==== RECORDED INFORMATION

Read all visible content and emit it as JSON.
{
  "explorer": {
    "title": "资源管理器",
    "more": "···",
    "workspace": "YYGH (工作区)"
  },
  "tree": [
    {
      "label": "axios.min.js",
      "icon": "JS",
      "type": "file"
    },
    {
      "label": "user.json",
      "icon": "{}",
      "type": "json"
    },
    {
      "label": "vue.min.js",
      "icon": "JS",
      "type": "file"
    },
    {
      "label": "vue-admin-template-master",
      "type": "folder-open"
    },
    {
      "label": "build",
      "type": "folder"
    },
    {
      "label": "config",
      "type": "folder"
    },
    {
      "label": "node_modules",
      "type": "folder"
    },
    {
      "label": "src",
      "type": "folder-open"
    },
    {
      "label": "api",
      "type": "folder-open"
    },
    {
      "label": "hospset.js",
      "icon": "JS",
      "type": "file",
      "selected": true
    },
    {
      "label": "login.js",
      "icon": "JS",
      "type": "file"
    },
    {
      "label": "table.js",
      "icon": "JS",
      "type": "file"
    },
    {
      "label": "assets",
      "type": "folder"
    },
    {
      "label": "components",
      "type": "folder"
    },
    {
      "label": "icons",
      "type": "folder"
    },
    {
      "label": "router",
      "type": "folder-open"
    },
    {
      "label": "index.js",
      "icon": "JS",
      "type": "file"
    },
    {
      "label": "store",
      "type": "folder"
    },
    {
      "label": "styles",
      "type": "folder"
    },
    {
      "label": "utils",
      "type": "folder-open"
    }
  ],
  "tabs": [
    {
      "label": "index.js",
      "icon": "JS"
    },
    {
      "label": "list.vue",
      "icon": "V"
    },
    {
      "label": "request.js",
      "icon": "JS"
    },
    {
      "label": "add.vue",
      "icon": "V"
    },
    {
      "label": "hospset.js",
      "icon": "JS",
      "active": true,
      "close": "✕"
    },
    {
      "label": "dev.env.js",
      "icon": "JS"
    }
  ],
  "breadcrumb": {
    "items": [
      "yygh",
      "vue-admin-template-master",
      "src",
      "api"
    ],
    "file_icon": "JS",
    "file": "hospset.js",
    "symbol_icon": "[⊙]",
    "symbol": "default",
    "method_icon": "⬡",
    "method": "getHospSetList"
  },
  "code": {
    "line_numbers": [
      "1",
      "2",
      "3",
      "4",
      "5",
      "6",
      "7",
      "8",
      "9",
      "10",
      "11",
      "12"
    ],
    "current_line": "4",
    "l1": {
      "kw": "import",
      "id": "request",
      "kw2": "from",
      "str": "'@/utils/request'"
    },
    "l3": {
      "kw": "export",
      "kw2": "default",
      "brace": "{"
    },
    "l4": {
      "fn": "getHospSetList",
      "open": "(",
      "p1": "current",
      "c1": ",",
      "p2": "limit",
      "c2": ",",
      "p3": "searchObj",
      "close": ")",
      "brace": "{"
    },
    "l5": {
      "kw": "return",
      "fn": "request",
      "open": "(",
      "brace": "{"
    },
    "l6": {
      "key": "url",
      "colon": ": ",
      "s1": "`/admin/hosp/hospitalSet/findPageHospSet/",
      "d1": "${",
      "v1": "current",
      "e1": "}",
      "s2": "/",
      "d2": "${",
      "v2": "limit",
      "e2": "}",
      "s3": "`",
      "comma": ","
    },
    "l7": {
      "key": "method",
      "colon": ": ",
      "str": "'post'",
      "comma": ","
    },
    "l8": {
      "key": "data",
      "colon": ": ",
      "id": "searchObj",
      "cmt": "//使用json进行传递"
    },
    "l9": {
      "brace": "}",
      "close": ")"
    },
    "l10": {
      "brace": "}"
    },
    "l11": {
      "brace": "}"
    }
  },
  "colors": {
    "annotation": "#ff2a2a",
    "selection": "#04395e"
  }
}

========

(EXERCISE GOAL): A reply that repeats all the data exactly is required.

(ANSWER TO THE EXERCISE):
Read all visible content and emit it as JSON.
{
  "explorer": {
    "title": "资源管理器",
    "more": "···",
    "workspace": "YYGH (工作区)"
  },
  "tree": [
    {
      "label": "axios.min.js",
      "icon": "JS",
      "type": "file"
    },
    {
      "label": "user.json",
      "icon": "{}",
      "type": "json"
    },
    {
      "label": "vue.min.js",
      "icon": "JS",
      "type": "file"
    },
    {
      "label": "vue-admin-template-master",
      "type": "folder-open"
    },
    {
      "label": "build",
      "type": "folder"
    },
    {
      "label": "config",
      "type": "folder"
    },
    {
      "label": "node_modules",
      "type": "folder"
    },
    {
      "label": "src",
      "type": "folder-open"
    },
    {
      "label": "api",
      "type": "folder-open"
    },
    {
      "label": "hospset.js",
      "icon": "JS",
      "type": "file",
      "selected": true
    },
    {
      "label": "login.js",
      "icon": "JS",
      "type": "file"
    },
    {
      "label": "table.js",
      "icon": "JS",
      "type": "file"
    },
    {
      "label": "assets",
      "type": "folder"
    },
    {
      "label": "components",
      "type": "folder"
    },
    {
      "label": "icons",
      "type": "folder"
    },
    {
      "label": "router",
      "type": "folder-open"
    },
    {
      "label": "index.js",
      "icon": "JS",
      "type": "file"
    },
    {
      "label": "store",
      "type": "folder"
    },
    {
      "label": "styles",
      "type": "folder"
    },
    {
      "label": "utils",
      "type": "folder-open"
    }
  ],
  "tabs": [
    {
      "label": "index.js",
      "icon": "JS"
    },
    {
      "label": "list.vue",
      "icon": "V"
    },
    {
      "label": "request.js",
      "icon": "JS"
    },
    {
      "label": "add.vue",
      "icon": "V"
    },
    {
      "label": "hospset.js",
      "icon": "JS",
      "active": true,
      "close": "✕"
    },
    {
      "label": "dev.env.js",
      "icon": "JS"
    }
  ],
  "breadcrumb": {
    "items": [
      "yygh",
      "vue-admin-template-master",
      "src",
      "api"
    ],
    "file_icon": "JS",
    "file": "hospset.js",
    "symbol_icon": "[⊙]",
    "symbol": "default",
    "method_icon": "⬡",
    "method": "getHospSetList"
  },
  "code": {
    "line_numbers": [
      "1",
      "2",
      "3",
      "4",
      "5",
      "6",
      "7",
      "8",
      "9",
      "10",
      "11",
      "12"
    ],
    "current_line": "4",
    "l1": {
      "kw": "import",
      "id": "request",
      "kw2": "from",
      "str": "'@/utils/request'"
    },
    "l3": {
      "kw": "export",
      "kw2": "default",
      "brace": "{"
    },
    "l4": {
      "fn": "getHospSetList",
      "open": "(",
      "p1": "current",
      "c1": ",",
      "p2": "limit",
      "c2": ",",
      "p3": "searchObj",
      "close": ")",
      "brace": "{"
    },
    "l5": {
      "kw": "return",
      "fn": "request",
      "open": "(",
      "brace": "{"
    },
    "l6": {
      "key": "url",
      "colon": ": ",
      "s1": "`/admin/hosp/hospitalSet/findPageHospSet/",
      "d1": "${",
      "v1": "current",
      "e1": "}",
      "s2": "/",
      "d2": "${",
      "v2": "limit",
      "e2": "}",
      "s3": "`",
      "comma": ","
    },
    "l7": {
      "key": "method",
      "colon": ": ",
      "str": "'post'",
      "comma": ","
    },
    "l8": {
      "key": "data",
      "colon": ": ",
      "id": "searchObj",
      "cmt": "//使用json进行传递"
    },
    "l9": {
      "brace": "}",
      "close": ")"
    },
    "l10": {
      "brace": "}"
    },
    "l11": {
      "brace": "}"
    }
  },
  "colors": {
    "annotation": "#ff2a2a",
    "selection": "#04395e"
  }
}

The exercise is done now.